Online criticism of the new system exploded when it was announced that with the Compass Card bus fare tickets purchased with cash will not be transferable onto SkyTrain, meaning that paying with cash and starting a journey on a bus will require one to pay two fares. TransLink has cited the cost of upgrading the fare boxes on buses, an estimated $25 million, as too high to justify.

Possible future uses of the new system have also raised some privacy concerns, as both TransLink and the provincial government have suggested linking the Compass Cards with BC identification cards. Zabel has been quoted in the Vancouver Sun as saying that TransLink is “really interested” in doing so.

The same idea is suggested in the government’s white paper for the new ID card program, as well as the BC Transportation Ministry’s technology plan for 2012–13 and 2014–15.

A similar idea is already being put into practice at UBC, where the new UBCcard will be used as a student’s ID, access card for the gym, library, and other facilities, a prepaid debit card, and the U-Pass.

This use of the Compass Card would provide a convenient means to store information, make payments, and facilitate travel, but as Vincent Gogolek, executive director of the BC Freedom of Information and Privacy Association has pointed out, this would also seemingly increase the ease of tracking people’s movements by the organizations with such information, as well as stealing identities, with the cards holding so much personal information, according to The Vancouver Sun.
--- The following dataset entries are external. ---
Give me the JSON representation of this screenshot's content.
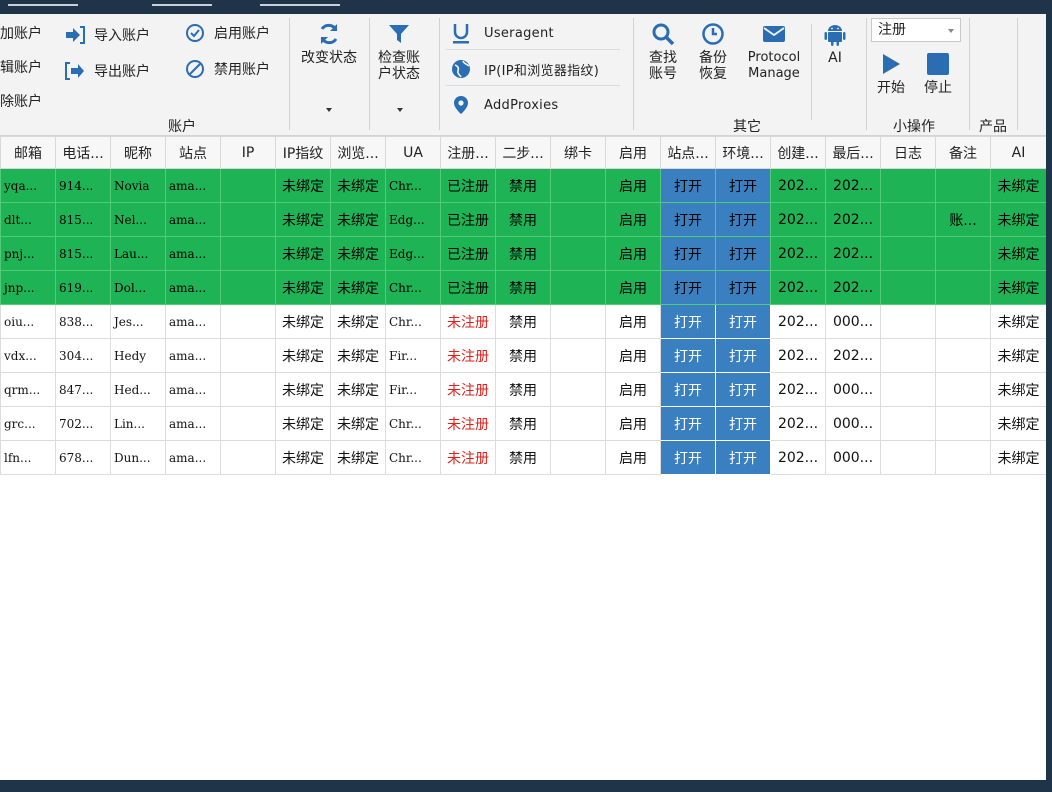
{
  "ribbon": {
    "account_group": {
      "title": "账户",
      "add": "加账户",
      "edit": "辑账户",
      "delete": "除账户",
      "import": "导入账户",
      "export": "导出账户",
      "enable": "启用账户",
      "disable": "禁用账户"
    },
    "change_status": "改变状态",
    "check_status": "检查账户状态",
    "middle": {
      "useragent": "Useragent",
      "ip": "IP(IP和浏览器指纹)",
      "proxies": "AddProxies"
    },
    "other_group": {
      "title": "其它",
      "find": "查找账号",
      "backup": "备份恢复",
      "protocol": "Protocol Manage",
      "ai": "AI"
    },
    "ops_group": {
      "title": "小操作",
      "mode_value": "注册",
      "start": "开始",
      "stop": "停止"
    },
    "product_group": {
      "title": "产品"
    }
  },
  "table": {
    "columns": [
      "邮箱",
      "电话...",
      "昵称",
      "站点",
      "IP",
      "IP指纹",
      "浏览...",
      "UA",
      "注册...",
      "二步...",
      "绑卡",
      "启用",
      "站点...",
      "环境...",
      "创建...",
      "最后...",
      "日志",
      "备注",
      "AI"
    ],
    "rows": [
      {
        "highlight": true,
        "cells": [
          "yqa...",
          "914...",
          "Novia",
          "ama...",
          "",
          "未绑定",
          "未绑定",
          "Chr...",
          "已注册",
          "禁用",
          "",
          "启用",
          "打开",
          "打开",
          "202...",
          "202...",
          "",
          "",
          "未绑定"
        ]
      },
      {
        "highlight": true,
        "cells": [
          "dlt...",
          "815...",
          "Nel...",
          "ama...",
          "",
          "未绑定",
          "未绑定",
          "Edg...",
          "已注册",
          "禁用",
          "",
          "启用",
          "打开",
          "打开",
          "202...",
          "202...",
          "",
          "账...",
          "未绑定"
        ]
      },
      {
        "highlight": true,
        "cells": [
          "pnj...",
          "815...",
          "Lau...",
          "ama...",
          "",
          "未绑定",
          "未绑定",
          "Edg...",
          "已注册",
          "禁用",
          "",
          "启用",
          "打开",
          "打开",
          "202...",
          "202...",
          "",
          "",
          "未绑定"
        ]
      },
      {
        "highlight": true,
        "cells": [
          "jnp...",
          "619...",
          "Dol...",
          "ama...",
          "",
          "未绑定",
          "未绑定",
          "Chr...",
          "已注册",
          "禁用",
          "",
          "启用",
          "打开",
          "打开",
          "202...",
          "202...",
          "",
          "",
          "未绑定"
        ]
      },
      {
        "highlight": false,
        "cells": [
          "oiu...",
          "838...",
          "Jes...",
          "ama...",
          "",
          "未绑定",
          "未绑定",
          "Chr...",
          "未注册",
          "禁用",
          "",
          "启用",
          "打开",
          "打开",
          "202...",
          "000...",
          "",
          "",
          "未绑定"
        ]
      },
      {
        "highlight": false,
        "cells": [
          "vdx...",
          "304...",
          "Hedy",
          "ama...",
          "",
          "未绑定",
          "未绑定",
          "Fir...",
          "未注册",
          "禁用",
          "",
          "启用",
          "打开",
          "打开",
          "202...",
          "202...",
          "",
          "",
          "未绑定"
        ]
      },
      {
        "highlight": false,
        "cells": [
          "qrm...",
          "847...",
          "Hed...",
          "ama...",
          "",
          "未绑定",
          "未绑定",
          "Fir...",
          "未注册",
          "禁用",
          "",
          "启用",
          "打开",
          "打开",
          "202...",
          "000...",
          "",
          "",
          "未绑定"
        ]
      },
      {
        "highlight": false,
        "cells": [
          "grc...",
          "702...",
          "Lin...",
          "ama...",
          "",
          "未绑定",
          "未绑定",
          "Chr...",
          "未注册",
          "禁用",
          "",
          "启用",
          "打开",
          "打开",
          "202...",
          "000...",
          "",
          "",
          "未绑定"
        ]
      },
      {
        "highlight": false,
        "cells": [
          "lfn...",
          "678...",
          "Dun...",
          "ama...",
          "",
          "未绑定",
          "未绑定",
          "Chr...",
          "未注册",
          "禁用",
          "",
          "启用",
          "打开",
          "打开",
          "202...",
          "000...",
          "",
          "",
          "未绑定"
        ]
      }
    ]
  },
  "colors": {
    "row_highlight": "#1eb354",
    "open_button": "#3a7fbf",
    "unregistered_text": "#e0201c",
    "icon_blue": "#2a6db3"
  }
}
Zabel has said that TransLink is keeping Compass “strictly” as a fare payment card for the time being.